Contains alphabetically arranged entries that provide political, economic, and business information for 231 nations and self-governing territories around the world.
From Abraham to Saul Bellow, from Moses Maimonides to Woody Allen, from the Baal Shem Tov to Albert Einstein, this comprehensive dictionary of Jewish biographies provides a first point of entry into the fascinating richness of the Jewish heritage. Modelled on the highly acclaimed Dictionary of Christian Biography (Continuum 2001) and with the advice of leading Jewish scholars, the Dictionary of Jewish Biography provides a rapid reference to those Jewish men and women who have, over the last four thousand years, contributed to the life of the Jewish people and the history of the Jewish religion. This dictionary will prove essential for general readers interested in the evolution of Judaism from ancient times to the present day, a perfect study aid for students and teachers. Designed as an accessible reference tool, this volume is an indispensable guide for anyone interested in the history of the Jewish people - the uninitiated will become initiated; the curious will become informed; the informed will now have a handy reference tool.

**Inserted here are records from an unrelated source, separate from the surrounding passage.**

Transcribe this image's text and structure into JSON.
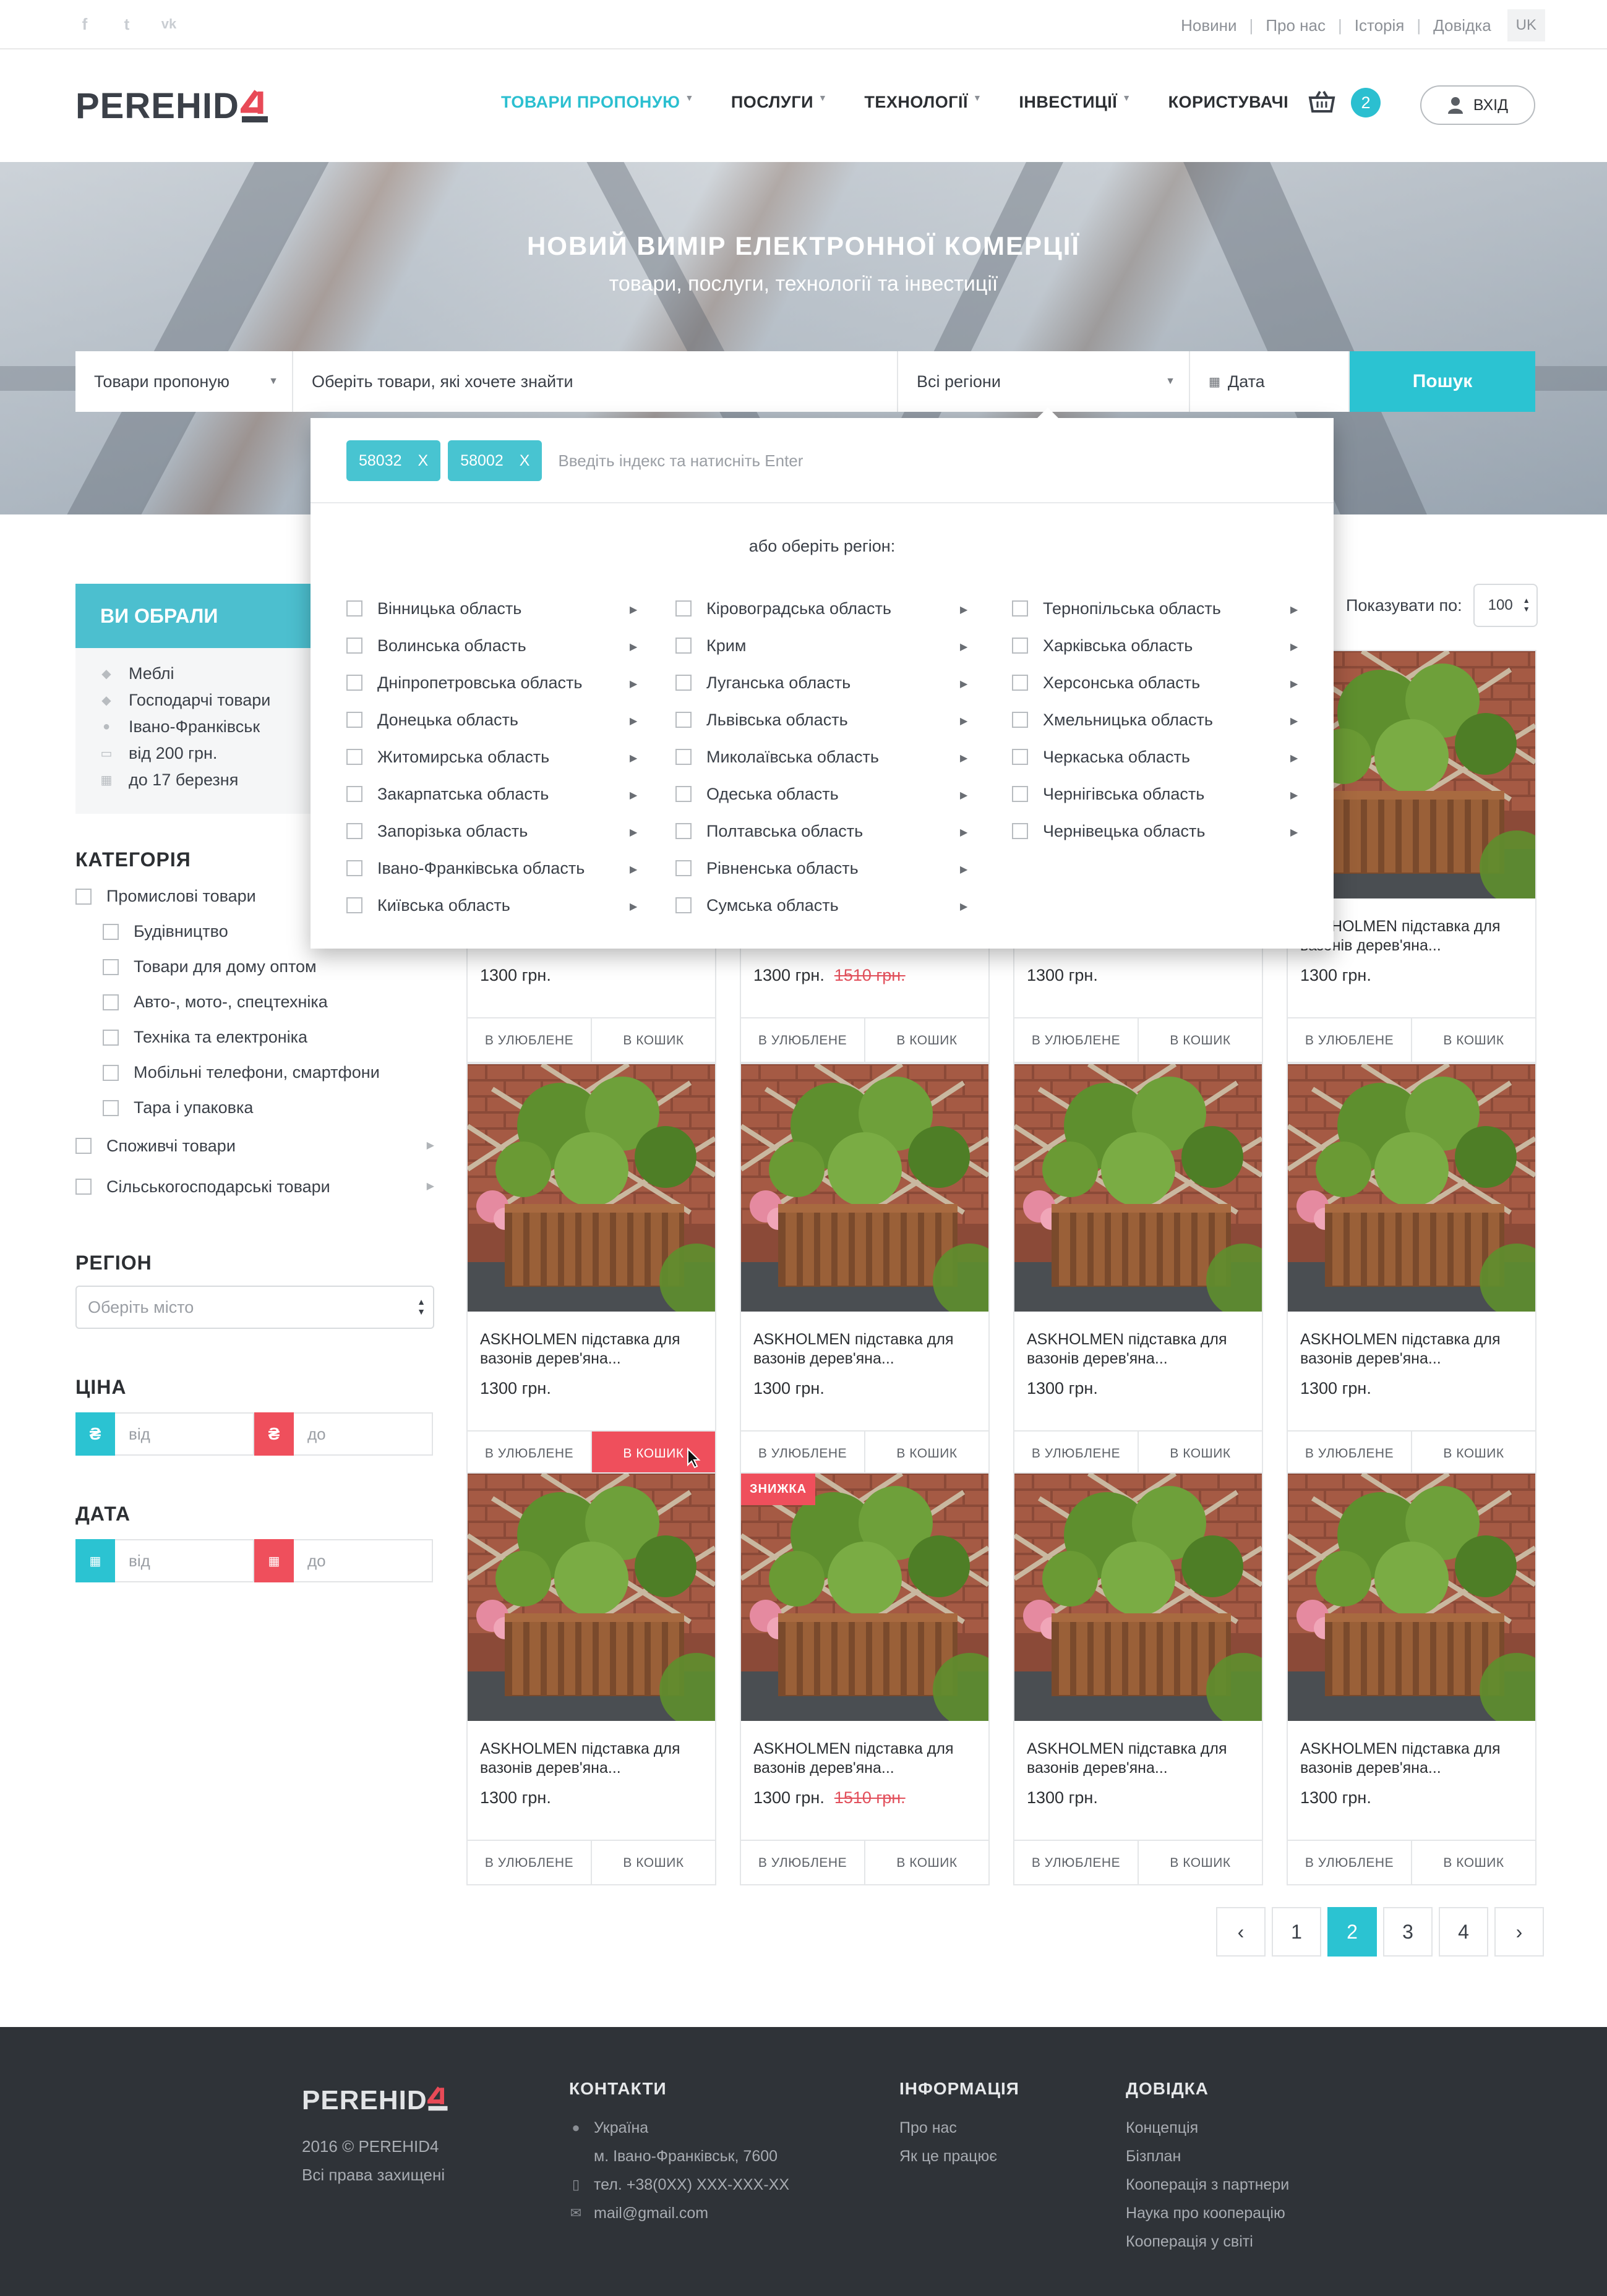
{
  "topbar": {
    "social": [
      {
        "icon": "facebook-icon",
        "glyph": "f"
      },
      {
        "icon": "twitter-icon",
        "glyph": "t"
      },
      {
        "icon": "vk-icon",
        "glyph": "vk"
      }
    ],
    "links": [
      "Новини",
      "Про нас",
      "Історія",
      "Довідка"
    ],
    "lang": "UK"
  },
  "header": {
    "logo": "PEREHID",
    "nav": [
      {
        "label": "ТОВАРИ ПРОПОНУЮ",
        "active": true,
        "caret": true
      },
      {
        "label": "ПОСЛУГИ",
        "active": false,
        "caret": true
      },
      {
        "label": "ТЕХНОЛОГІЇ",
        "active": false,
        "caret": true
      },
      {
        "label": "ІНВЕСТИЦІЇ",
        "active": false,
        "caret": true
      },
      {
        "label": "КОРИСТУВАЧІ",
        "active": false,
        "caret": false
      }
    ],
    "cart_count": "2",
    "login": "ВХІД"
  },
  "hero": {
    "title": "НОВИЙ ВИМІР ЕЛЕКТРОННОЇ КОМЕРЦІЇ",
    "subtitle": "товари, послуги, технології та інвестиції"
  },
  "search": {
    "type": "Товари пропоную",
    "query_placeholder": "Оберіть товари, які хочете знайти",
    "region": "Всі регіони",
    "date": "Дата",
    "button": "Пошук"
  },
  "region_dropdown": {
    "tags": [
      "58032",
      "58002"
    ],
    "tag_remove": "X",
    "index_placeholder": "Введіть індекс та натисніть Enter",
    "or_choose": "або оберіть регіон:",
    "columns": [
      [
        "Вінницька область",
        "Волинська область",
        "Дніпропетровська область",
        "Донецька область",
        "Житомирська область",
        "Закарпатська область",
        "Запорізька область",
        "Івано-Франківська область",
        "Київська область"
      ],
      [
        "Кіровоградська область",
        "Крим",
        "Луганська область",
        "Львівська область",
        "Миколаївська область",
        "Одеська область",
        "Полтавська область",
        "Рівненська область",
        "Сумська область"
      ],
      [
        "Тернопільська область",
        "Харківська область",
        "Херсонська область",
        "Хмельницька область",
        "Черкаська область",
        "Чернігівська область",
        "Чернівецька область"
      ]
    ]
  },
  "sidebar": {
    "chosen_title": "ВИ ОБРАЛИ",
    "chosen": [
      {
        "icon": "tag-icon",
        "label": "Меблі"
      },
      {
        "icon": "tag-icon",
        "label": "Господарчі товари"
      },
      {
        "icon": "map-pin-icon",
        "label": "Івано-Франківськ"
      },
      {
        "icon": "money-icon",
        "label": "від 200 грн."
      },
      {
        "icon": "calendar-icon",
        "label": "до 17 березня"
      }
    ],
    "category_title": "КАТЕГОРІЯ",
    "categories": [
      {
        "label": "Промислові товари",
        "indent": false,
        "arrow": false
      },
      {
        "label": "Будівництво",
        "indent": true,
        "arrow": false
      },
      {
        "label": "Товари для дому оптом",
        "indent": true,
        "arrow": false
      },
      {
        "label": "Авто-, мото-, спецтехніка",
        "indent": true,
        "arrow": false
      },
      {
        "label": "Техніка та електроніка",
        "indent": true,
        "arrow": false
      },
      {
        "label": "Мобільні телефони, смартфони",
        "indent": true,
        "arrow": false
      },
      {
        "label": "Тара і упаковка",
        "indent": true,
        "arrow": false
      },
      {
        "label": "Споживчі товари",
        "indent": false,
        "arrow": true
      },
      {
        "label": "Сільськогосподарські товари",
        "indent": false,
        "arrow": true
      }
    ],
    "region_title": "РЕГІОН",
    "region_placeholder": "Оберіть місто",
    "price_title": "ЦІНА",
    "price_from": "від",
    "price_to": "до",
    "currency_glyph": "₴",
    "date_title": "ДАТА",
    "date_from": "від",
    "date_to": "до"
  },
  "listing": {
    "show_by_label": "Показувати по:",
    "show_by_value": "100",
    "fav_label": "В УЛЮБЛЕНЕ",
    "cart_label": "В КОШИК",
    "sale_label": "ЗНИЖКА",
    "product_title": "ASKHOLMEN підставка для вазонів дерев'яна...",
    "product_title_first_row": "ASKHOLMEN підставка для вазонів дерев'яна...",
    "products": [
      {
        "row": 0,
        "col": 0,
        "title": "",
        "price": "1300 грн.",
        "old": ""
      },
      {
        "row": 0,
        "col": 1,
        "title": "",
        "price": "1300 грн.",
        "old": "1510 грн."
      },
      {
        "row": 0,
        "col": 2,
        "title": "",
        "price": "1300 грн.",
        "old": ""
      },
      {
        "row": 0,
        "col": 3,
        "title": "ASKHOLMEN підставка для вазонів дерев'яна...",
        "price": "1300 грн.",
        "old": ""
      },
      {
        "row": 1,
        "col": 0,
        "title": "ASKHOLMEN підставка для вазонів дерев'яна...",
        "price": "1300 грн.",
        "old": "",
        "cart_active": true
      },
      {
        "row": 1,
        "col": 1,
        "title": "ASKHOLMEN підставка для вазонів дерев'яна...",
        "price": "1300 грн.",
        "old": ""
      },
      {
        "row": 1,
        "col": 2,
        "title": "ASKHOLMEN підставка для вазонів дерев'яна...",
        "price": "1300 грн.",
        "old": ""
      },
      {
        "row": 1,
        "col": 3,
        "title": "ASKHOLMEN підставка для вазонів дерев'яна...",
        "price": "1300 грн.",
        "old": ""
      },
      {
        "row": 2,
        "col": 0,
        "title": "ASKHOLMEN підставка для вазонів дерев'яна...",
        "price": "1300 грн.",
        "old": ""
      },
      {
        "row": 2,
        "col": 1,
        "title": "ASKHOLMEN підставка для вазонів дерев'яна...",
        "price": "1300 грн.",
        "old": "1510 грн.",
        "sale": true
      },
      {
        "row": 2,
        "col": 2,
        "title": "ASKHOLMEN підставка для вазонів дерев'яна...",
        "price": "1300 грн.",
        "old": ""
      },
      {
        "row": 2,
        "col": 3,
        "title": "ASKHOLMEN підставка для вазонів дерев'яна...",
        "price": "1300 грн.",
        "old": ""
      }
    ],
    "pagination": {
      "prev": "‹",
      "pages": [
        "1",
        "2",
        "3",
        "4"
      ],
      "current": "2",
      "next": "›"
    }
  },
  "footer": {
    "logo": "PEREHID",
    "copyright": "2016 © PEREHID4",
    "rights": "Всі права захищені",
    "contacts_title": "КОНТАКТИ",
    "contacts": [
      {
        "icon": "map-pin-icon",
        "label": "Україна"
      },
      {
        "icon": "",
        "label": "м. Івано-Франківськ, 7600"
      },
      {
        "icon": "phone-icon",
        "label": "тел. +38(0XX) XXX-XXX-XX"
      },
      {
        "icon": "mail-icon",
        "label": "mail@gmail.com"
      }
    ],
    "info_title": "ІНФОРМАЦІЯ",
    "info": [
      "Про нас",
      "Як це працює"
    ],
    "help_title": "ДОВІДКА",
    "help": [
      "Концепція",
      "Бізплан",
      "Кооперація з партнери",
      "Наука про кооперацію",
      "Кооперація у світі"
    ]
  },
  "colors": {
    "accent": "#2bc3d2",
    "danger": "#ef4f5c",
    "dark": "#2f3338",
    "text": "#2c2f33"
  }
}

This books sets out to explain how and why religion came into being. Today this question is as fascinating as ever, especially since religion has moved to the centre of socio-political relationships. In contrast to the current, but incomplete approaches from disciplines such as cognitive science and psychology, the present authors adopt a new approach, equally manifest and constructive, that explains the origins of religion based strictly on behavioural biology. They employ accepted research results that remove all need for speculation. Decisive factors for the earliest demonstrations of religion are thus territorial behaviour and ranking, coping with existential fears, and conflict solution with the help of rituals. These in turn, in a process of cultural evolution, are shown to be the roots of the historical and contemporary religions.